Robins spoil party to stay safe

The Football League Paper - - CHAMPIONSHIP - By Tom Bas­sam

SOME things are worth wait­ing for – the ti­tle might not be one of them – but for Bris­tol City re­venge cer­tainly was.

Brighton in­flicted play-off heart­break on the Robins in 2004, Leon Knight’s penalty the only high­light of a poor game that saw the Seag­ulls pro­moted to the Cham­pi­onship and Danny Wil­son lose his job.

Now the Robins can lay claim to de­flat­ing the 29,000 hope­ful Brighton souls whose ti­tle dreams were dashed for at least one more week.

Much of the talk be­fore this game was of Brighton crown­ing 20 years since they were made home­less with a re­turn to the top flight as cham­pi­ons.

In­stead, Josh Brown­hill’s mood-killing header en­sured City stay in the sec­ond tier and Brighton prob­a­bly need a win at Villa Park next Satur­day to en­sure they fin­ish ahead of New­cas­tle.

Lee John­son, City man­ager, was de­lighted to have se­cured Cham­pi­onship foot­ball and up­set the party.

“We re­spect Brighton for the fan­tas­tic side that they are but we were the brides­maid, we had to up­stage the bride and we have done that,” he said.

“We were the party poop­ers and I’m not go­ing to apol­o­gise for that. We needed to be as it was an im­por­tant game for us as well.

“We made it dif­fi­cult for a top side and found our way in the end with two or three chances.

“I want to do my very best for the foot­ball club that I love. It’s been a bit frus­trat­ing this year but we’ve come good when we needed to.

“We shouldn’t for­get what an un­be­liev­able run it is. To go four wins out of five when the pres­sure is re­ally on is fan­tas­tic.”

Brighton man­ager Chris Hughton was un­able to put a fin­ger on ex­actly why his side froze with the tro­phy in the sta­dium and the rib­bons at the ready.

“I cer­tainly felt we were the bet­ter side but that lit­tle bit of qual­ity we have been able to pro­duce to get goals, we were not able to do that,” he said.

“We had a lot of the ball and put in as many crosses as we have for a long time but they de­fended well. We didn’t have that bit of qual­ity.

“Is it down to the fact we have al­ready been pro­moted and a lit­tle bit of an emo­tional feel? It is im­pos­si­ble for me to an­swer that.”

In the af­ter­noon sun Brighton started on top and looked as if they sim­ply ex­pected to roll the vis­i­tors over.

But as the first half wore on it be­came in­creas­ingly clear that Aden Flint and the Robins de­fence were not just on the south coast to make up the num­bers.

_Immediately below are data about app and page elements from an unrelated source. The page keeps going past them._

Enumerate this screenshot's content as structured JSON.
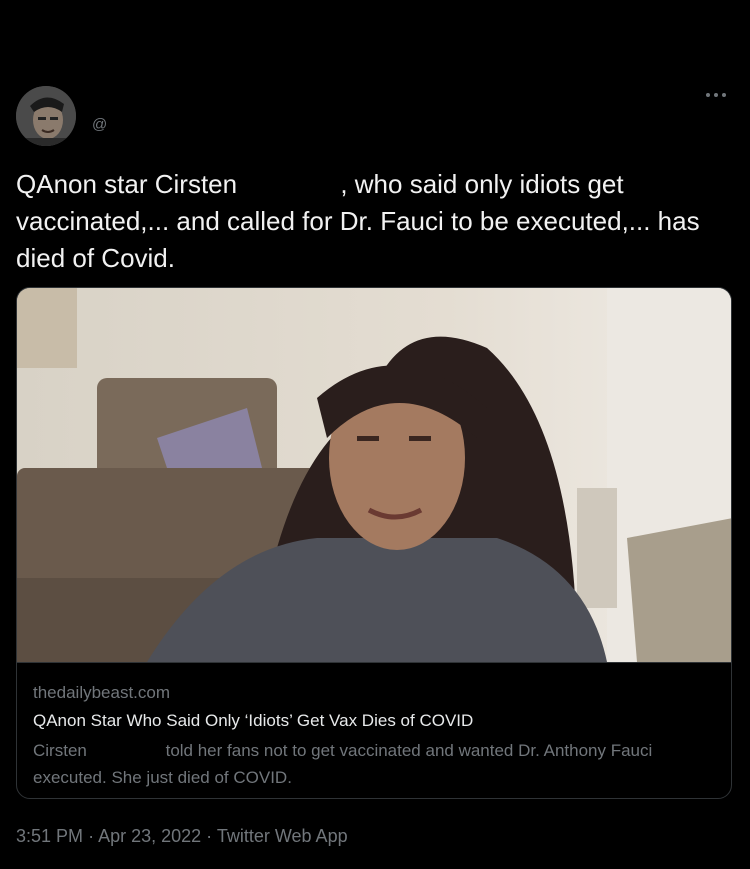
{
  "tweet": {
    "handle": "@",
    "text_part1": "QAnon star Cirsten",
    "text_part2": ", who said only idiots get vaccinated,... and called for Dr. Fauci to be executed,... has died of Covid.",
    "card": {
      "domain": "thedailybeast.com",
      "headline": "QAnon Star Who Said Only ‘Idiots’ Get Vax Dies of COVID",
      "desc_part1": "Cirsten",
      "desc_part2": "told her fans not to get vaccinated and wanted Dr. Anthony Fauci executed. She just died of COVID."
    },
    "time": "3:51 PM",
    "separator": "·",
    "date": "Apr 23, 2022",
    "source": "Twitter Web App"
  },
  "icons": {
    "more": "more-horizontal-icon"
  }
}
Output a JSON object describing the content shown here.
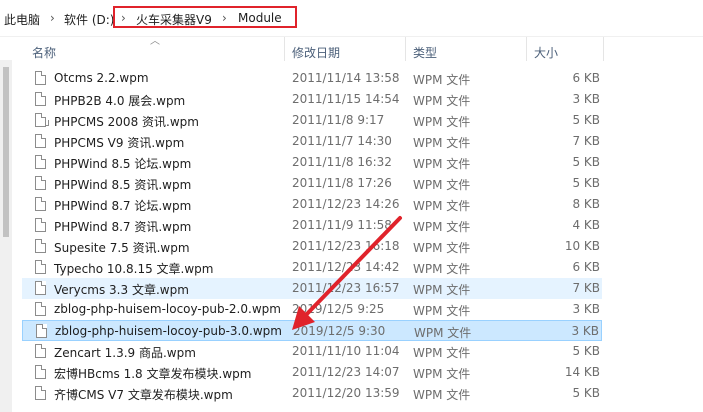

The gi­ant cen­tre-half headed away ev­ery­thing that came in his di­rec­tion as Brighton failed to break down City con­sis­tently and re­sorted to swing­ing in aim­less crosses.

When Brown­hill stunned an al­ready ner­vous Amex Sta­dium just be­fore the break the party was def­i­nitely on the rocks.

The lack of ur­gency in the home side to get it restarted con­tin­ued the sec­ond half. The blue and white shirts poured for­ward but Flint stood firm and when he was by­passed they fluffed their lines.

Credit City for a per­for­mance that al­lows them another crack at what Brighton had al­ready achieved. The Seag­ulls will now have to re­ward their trav­el­ling fans on the fi­nal day.

PICTURES: ProS­ports/Phil Dun­can

NOT THEIR DAY: Brighton’s Tomer Hemed looks de­jected and, in­set, Bris­tol City’s Josh Brown­hill scores their shock win­ner

Newspapers in English

Newspapers from UK

© PressReader. All rights reserved.